Festivities began with a slideshow of each man in action on campus—Fr. Peter with students at Windle House, Dean Ginther presiding at convocation, and Principal Boyagoda in Rome with Gilson Seminar students—all set to the jazzy strains of Natalie and Nat King Cole’s duet of “Unforgettable.”
Then President David Sylvester kicked things off with a welcome to guests, who ranged from students and Collegium members to colleagues and family. Dr. Sylvester recalled his own welcome party two summers ago, bemoaning the fact that the assembled could not celebrate in person in the sunshine of Scollard Park, as he had been feted.
As the program unfolded, however, the inability to gather together did not stand in the way of heartfelt praise for each man. Dr. Ginther offered a tribute to Fr. Galadza, who is retiring from MASI, citing his “dogged commitment to academics,” his “passion for Eastern Christian studies” and his deep faith.
The Dean recalled that even though the two men were doing doctoral studies at the same time at St. Mike’s, it was only during the negotiations in 2017 to bring MASI from St. Paul’s University in Ottawa to St. Michael’s that they met, and Dr. Ginther expressed great admiration for Fr. Galadza’s dedication to students, MASI and the Church.
In response, Fr. Galadza offered his thanks, and expressed his delight at finally being able to spend more time with Olenka, his wife of 41 years.
“God bless all of you,” he said, and guests responded with a flurry of virtual toasts and clapping emojis.
Then Dr. Sylvester offered thanks to Dean Ginther for his service to the Faculty of Theology, noting that, as both men are mediaevalists, the former knew the latter’s academic reputation long before the two met, given Dr. Ginther’s profile as a scholar of Robert Grosseteste and his work in digital humanities.
Calling him a champion of the Faculty, the President cited the Dean’s “tireless work” in renewing the graduate division of St. Michael’s, citing three new hires as an exciting indication of things to come.
Dr. Ginther responded with thanks to faculty staff and his colleagues, and told those assembled how much he is looking forward to returning to the classroom after his year-long research leave.
“It’s been 12 years” since he’s had a leave, he noted.
This prompted another flurry of toasts and clapping icons.
Then it was Dr. Boyagoda’s turn to be honoured.
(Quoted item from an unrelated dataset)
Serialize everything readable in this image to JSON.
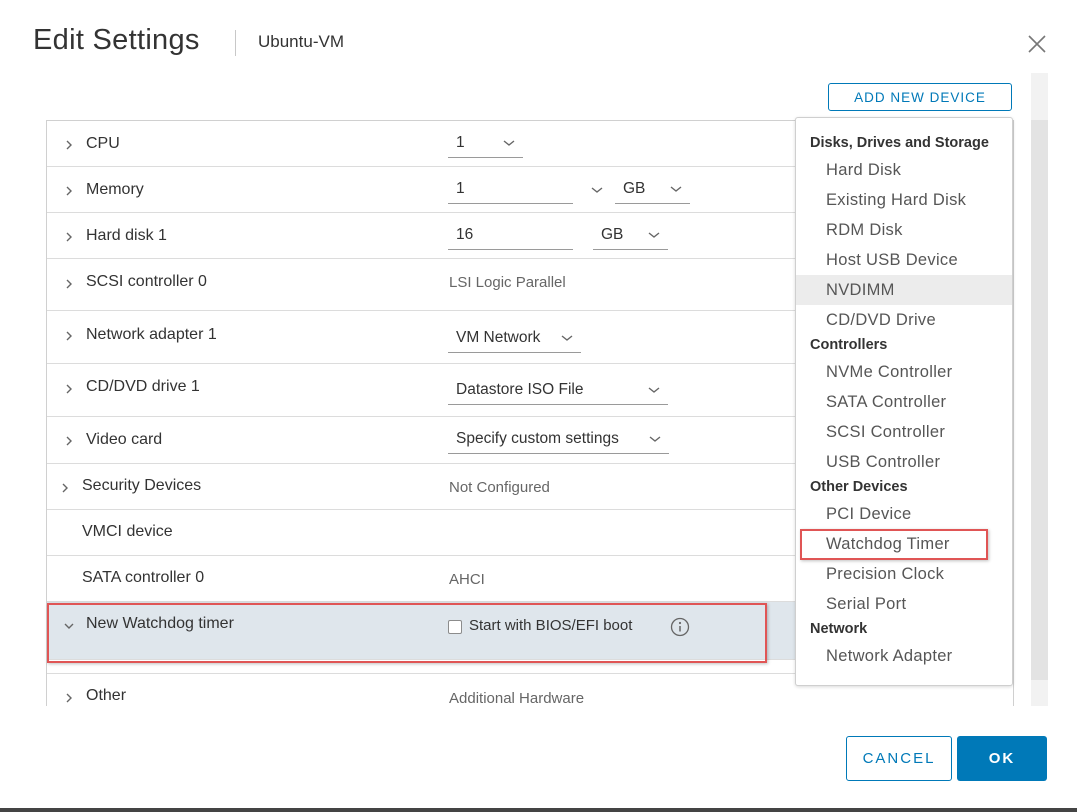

With some gentle teasing, the President noted that if he left anything out in his introduction “Randy would fill it in.”
Dr. Sylvester thanked the outgoing Principal for his vision for St. Michael’s, noting that he was at the forefront of the renewal of the university’s programming and repetition, helping to restore St. Mike’s to its place as the leader in Catholic education.
In his response, Dr. Boyagoda, who has been named Vice Dean, Undergraduate in the Faculty of Arts & Science at the University of Toronto, offered thanks to many people, and then concluded his remarks with an anecdote.
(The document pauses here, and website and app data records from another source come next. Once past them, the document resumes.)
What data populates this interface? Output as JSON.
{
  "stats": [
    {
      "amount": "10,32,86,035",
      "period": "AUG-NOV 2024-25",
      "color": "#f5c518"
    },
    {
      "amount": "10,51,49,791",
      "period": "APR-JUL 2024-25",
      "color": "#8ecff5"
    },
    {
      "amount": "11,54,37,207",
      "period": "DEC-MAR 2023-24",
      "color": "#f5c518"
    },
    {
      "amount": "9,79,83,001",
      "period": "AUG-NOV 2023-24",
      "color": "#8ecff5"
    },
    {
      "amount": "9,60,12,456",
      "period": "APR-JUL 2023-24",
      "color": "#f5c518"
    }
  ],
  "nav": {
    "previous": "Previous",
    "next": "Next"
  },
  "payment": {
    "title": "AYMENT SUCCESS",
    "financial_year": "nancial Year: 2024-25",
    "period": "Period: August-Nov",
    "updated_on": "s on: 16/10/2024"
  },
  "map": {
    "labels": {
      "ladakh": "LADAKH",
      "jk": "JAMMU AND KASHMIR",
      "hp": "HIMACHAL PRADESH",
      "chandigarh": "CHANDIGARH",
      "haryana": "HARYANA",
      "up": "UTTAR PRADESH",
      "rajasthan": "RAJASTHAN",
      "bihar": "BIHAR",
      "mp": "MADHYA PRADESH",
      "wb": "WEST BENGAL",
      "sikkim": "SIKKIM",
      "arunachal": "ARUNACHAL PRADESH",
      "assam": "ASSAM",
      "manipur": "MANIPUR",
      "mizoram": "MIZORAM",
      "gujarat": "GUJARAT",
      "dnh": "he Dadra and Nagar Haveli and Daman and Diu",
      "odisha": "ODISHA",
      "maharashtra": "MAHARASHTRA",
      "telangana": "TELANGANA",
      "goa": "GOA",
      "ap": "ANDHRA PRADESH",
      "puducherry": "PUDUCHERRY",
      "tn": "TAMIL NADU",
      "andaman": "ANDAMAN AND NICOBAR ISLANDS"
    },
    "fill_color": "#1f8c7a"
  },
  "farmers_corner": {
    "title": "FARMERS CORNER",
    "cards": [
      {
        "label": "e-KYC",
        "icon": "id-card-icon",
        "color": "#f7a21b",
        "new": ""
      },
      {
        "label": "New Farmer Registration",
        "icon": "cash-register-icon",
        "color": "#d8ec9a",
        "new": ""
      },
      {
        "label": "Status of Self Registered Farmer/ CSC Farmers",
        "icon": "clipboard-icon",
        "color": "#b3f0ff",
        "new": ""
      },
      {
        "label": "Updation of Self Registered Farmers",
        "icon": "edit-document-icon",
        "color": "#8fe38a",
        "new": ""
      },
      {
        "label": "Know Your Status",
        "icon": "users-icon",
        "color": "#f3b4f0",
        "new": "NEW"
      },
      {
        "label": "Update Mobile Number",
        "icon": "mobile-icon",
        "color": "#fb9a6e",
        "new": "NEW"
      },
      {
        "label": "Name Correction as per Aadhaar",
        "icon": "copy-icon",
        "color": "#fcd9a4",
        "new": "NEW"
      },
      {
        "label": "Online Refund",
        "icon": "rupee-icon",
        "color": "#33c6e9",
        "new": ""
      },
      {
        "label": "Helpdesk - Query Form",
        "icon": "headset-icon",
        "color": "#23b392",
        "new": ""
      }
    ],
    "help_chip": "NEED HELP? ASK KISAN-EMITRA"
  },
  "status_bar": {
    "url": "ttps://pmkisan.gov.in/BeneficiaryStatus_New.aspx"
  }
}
He had just been the basement of Elmsley Hall with a young colleague to seek out furniture for the office he will maintain at St. Mike’s, as he will teaching the Gilson Seminar next year. The new employee who greeted him thought he was a student.
“I’m leaving here feeling young!” he proclaimed, and everyone offered a virtual toast.
Then came a round of comments from such notables as Collegium Chair Fr. Don McLeod, CSB, and Dr. Christopher Brittain, Dean of Divinity at Trinity College.
It was not the in-person party that anyone had imagined, but it was a heartfelt send-off, and the community wishes all three godspeed as they head off in new directions.